ATTORNEY FOR APPELLANT
: ATTORNEYS FOR APPELLEE:
DONALD W. PAGOS KAREN M. FREEMAN-WILSON
Michigan City, Indiana Attorney General of Indiana
ROSEMARY L. BOREK
Deputy Attorney General
SAMUEL PATTERSON, ) ) Appellant-Defendant, ) ) vs. ) No. 46A03-0003-CR-109 ) STATE OF INDIANA, ) ) Appellee-Plaintiff. )
OPINION ON REHEARING
(quoting Griffin v. Wisconsin, 483 U.S. 868, 873, 107 S.Ct. 3164, 3168, 97
L.Ed.2d. 709 (1987) (citations omitted). This is why the "special needs" exception
has been applied to searches outside the scope of criminal investigations. See
Skinner, 489 U.S. 602 (drug and alcohol testing of railroad employees); National Treasury
Employees Union v. Von Raab, 489 U.S. 656, 109 S.Ct. 1384, 103 L.Ed.2d
685 (1989) (drug-testing of U.S. Customs Service employees); O'Connor v. Ortega, 480 U.S.
709, 107 S.Ct. 1492, 94 L.Ed.2d 714 (1987) (workplace searches conducted by government
employers and supervisors); Veronia School Dist. 47J v. Acton, 515 U.S. 646, 115
S.Ct. 2386, 132 L.Ed.2d 564 (1995) (random drug-testing of school athletes); Chandler v.
Miller, 520 U.S. 305, 117 S.Ct. 1295, 137 L.Ed.2d 513 (1997) (drug-testing of
candidates for high office). Therefore, because Patterson's blood sample was tested as
part of a law enforcement investigation, the testing, by definition, is not a
special need "beyond the normal need for law enforcement." Skinner, 489 U.S.
2. Reasonable Expectation of Privacy

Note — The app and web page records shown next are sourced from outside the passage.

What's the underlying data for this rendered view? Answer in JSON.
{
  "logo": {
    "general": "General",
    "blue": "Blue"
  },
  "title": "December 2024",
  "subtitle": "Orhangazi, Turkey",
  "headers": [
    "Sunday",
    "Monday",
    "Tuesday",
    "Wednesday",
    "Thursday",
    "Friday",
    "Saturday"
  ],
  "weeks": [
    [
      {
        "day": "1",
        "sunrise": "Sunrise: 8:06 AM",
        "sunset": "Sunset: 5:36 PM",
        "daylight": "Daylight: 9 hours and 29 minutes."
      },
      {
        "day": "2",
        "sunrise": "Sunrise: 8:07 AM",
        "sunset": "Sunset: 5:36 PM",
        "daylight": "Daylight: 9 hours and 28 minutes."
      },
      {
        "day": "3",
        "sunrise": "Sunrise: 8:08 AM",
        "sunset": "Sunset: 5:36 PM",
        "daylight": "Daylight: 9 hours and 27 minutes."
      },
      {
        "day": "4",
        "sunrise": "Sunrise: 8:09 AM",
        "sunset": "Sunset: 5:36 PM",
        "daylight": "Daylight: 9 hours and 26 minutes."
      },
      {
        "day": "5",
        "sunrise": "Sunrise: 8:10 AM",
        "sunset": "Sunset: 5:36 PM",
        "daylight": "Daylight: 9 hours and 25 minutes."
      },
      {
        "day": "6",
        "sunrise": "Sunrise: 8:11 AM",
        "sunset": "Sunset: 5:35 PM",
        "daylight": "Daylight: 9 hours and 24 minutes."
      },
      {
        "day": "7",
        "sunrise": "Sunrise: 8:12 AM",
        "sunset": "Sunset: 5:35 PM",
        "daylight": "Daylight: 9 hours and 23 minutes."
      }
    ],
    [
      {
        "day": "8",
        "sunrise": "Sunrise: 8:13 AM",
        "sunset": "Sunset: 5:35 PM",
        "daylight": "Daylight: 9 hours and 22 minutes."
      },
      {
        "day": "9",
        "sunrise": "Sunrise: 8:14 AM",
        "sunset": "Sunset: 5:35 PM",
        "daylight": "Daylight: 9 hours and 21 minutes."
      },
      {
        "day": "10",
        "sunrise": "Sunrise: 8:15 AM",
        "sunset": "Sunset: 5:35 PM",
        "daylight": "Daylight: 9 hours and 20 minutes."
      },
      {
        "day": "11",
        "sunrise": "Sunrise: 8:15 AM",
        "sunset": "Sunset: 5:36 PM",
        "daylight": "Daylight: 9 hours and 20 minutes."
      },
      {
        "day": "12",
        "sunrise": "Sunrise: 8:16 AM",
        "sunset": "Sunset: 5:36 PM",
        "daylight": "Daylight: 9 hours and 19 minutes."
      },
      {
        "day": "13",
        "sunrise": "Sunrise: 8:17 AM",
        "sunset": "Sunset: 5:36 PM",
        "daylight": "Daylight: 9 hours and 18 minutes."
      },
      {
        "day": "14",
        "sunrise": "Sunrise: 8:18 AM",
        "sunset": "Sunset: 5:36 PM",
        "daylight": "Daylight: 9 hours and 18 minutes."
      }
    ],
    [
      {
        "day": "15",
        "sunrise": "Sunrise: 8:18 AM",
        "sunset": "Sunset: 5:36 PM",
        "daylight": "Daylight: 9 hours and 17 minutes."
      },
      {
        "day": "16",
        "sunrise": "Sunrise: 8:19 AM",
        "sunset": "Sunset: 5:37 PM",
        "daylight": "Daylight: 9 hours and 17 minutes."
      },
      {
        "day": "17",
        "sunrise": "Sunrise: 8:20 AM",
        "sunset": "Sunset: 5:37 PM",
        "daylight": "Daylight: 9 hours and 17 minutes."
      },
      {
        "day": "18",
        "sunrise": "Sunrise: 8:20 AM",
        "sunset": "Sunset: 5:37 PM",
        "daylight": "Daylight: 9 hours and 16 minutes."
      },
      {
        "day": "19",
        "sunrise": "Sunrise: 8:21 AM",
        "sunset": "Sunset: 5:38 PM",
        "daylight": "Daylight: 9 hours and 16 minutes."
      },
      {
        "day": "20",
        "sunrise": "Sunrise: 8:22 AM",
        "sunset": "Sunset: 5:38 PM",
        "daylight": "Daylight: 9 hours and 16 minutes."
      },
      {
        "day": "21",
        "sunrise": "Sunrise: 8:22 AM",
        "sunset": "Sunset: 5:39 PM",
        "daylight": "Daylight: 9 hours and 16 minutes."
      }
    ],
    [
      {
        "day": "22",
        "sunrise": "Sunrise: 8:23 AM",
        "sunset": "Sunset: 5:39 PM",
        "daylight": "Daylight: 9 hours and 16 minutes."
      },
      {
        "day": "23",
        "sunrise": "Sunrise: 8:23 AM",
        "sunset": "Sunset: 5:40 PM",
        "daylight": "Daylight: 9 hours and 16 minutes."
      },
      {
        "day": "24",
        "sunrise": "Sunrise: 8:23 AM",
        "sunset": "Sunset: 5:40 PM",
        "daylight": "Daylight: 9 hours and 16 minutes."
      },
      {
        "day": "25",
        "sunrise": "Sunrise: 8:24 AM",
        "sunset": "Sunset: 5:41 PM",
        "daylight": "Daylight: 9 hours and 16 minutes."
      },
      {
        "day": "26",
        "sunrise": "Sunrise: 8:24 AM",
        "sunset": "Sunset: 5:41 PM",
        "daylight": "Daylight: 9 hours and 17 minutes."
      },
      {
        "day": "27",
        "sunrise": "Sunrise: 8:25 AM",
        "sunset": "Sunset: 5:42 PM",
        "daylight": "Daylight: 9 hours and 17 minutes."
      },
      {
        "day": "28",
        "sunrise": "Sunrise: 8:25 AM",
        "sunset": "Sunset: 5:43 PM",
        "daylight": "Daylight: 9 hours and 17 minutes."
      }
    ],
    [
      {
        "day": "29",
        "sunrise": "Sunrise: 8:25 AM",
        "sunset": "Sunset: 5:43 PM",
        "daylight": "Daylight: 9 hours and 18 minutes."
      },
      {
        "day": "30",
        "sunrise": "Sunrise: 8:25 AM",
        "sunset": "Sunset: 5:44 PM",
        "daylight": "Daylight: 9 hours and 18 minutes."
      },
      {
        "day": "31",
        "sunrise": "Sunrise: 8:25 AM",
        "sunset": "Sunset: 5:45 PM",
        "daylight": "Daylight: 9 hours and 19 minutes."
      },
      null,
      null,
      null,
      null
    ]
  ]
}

In our opinion, we stated that Patterson did not have a reasonable expectation of privacy because he was already required to provide a blood sample to the DNA Databank for his December 6, 1997 burglary conviction. Patterson argues that this is incorrect because the blood samples were submitted to the labs on November 18, 1997 and August 16, 1998, and the jury did not convict him until May 11, 1999. Patterson is correct.
Although Patterson may not have been required to provide a sample to the DNA Databank at the time the blood samples were submitted to the labs, he still did not have a reasonable expectation of privacy.
To determine whether a person has a reasonable expectation of privacy, we employ a two-part test: (1) "we ask whether the individual, by his conduct, has exhibited an actual expectation of privacy;" and (2) "we inquire whether the individual's expectation of privacy is 'one that society is prepared to recognize as reasonable.'"
Patterson, 2000 WL 1844897 *5 (citations omitted). There is still no evidence
in the record that Patterson exhibited, by his conduct at the time of
the seizure, an actual expectation of privacy. Further, under the facts of
this case, society is not prepared to recognize as reasonable an individual's expectation
of privacy in a blood sample lawfully obtained by police.
Judgment of conviction is affirmed.
FRIEDLANDER, J., and KIRSCH, J., concur.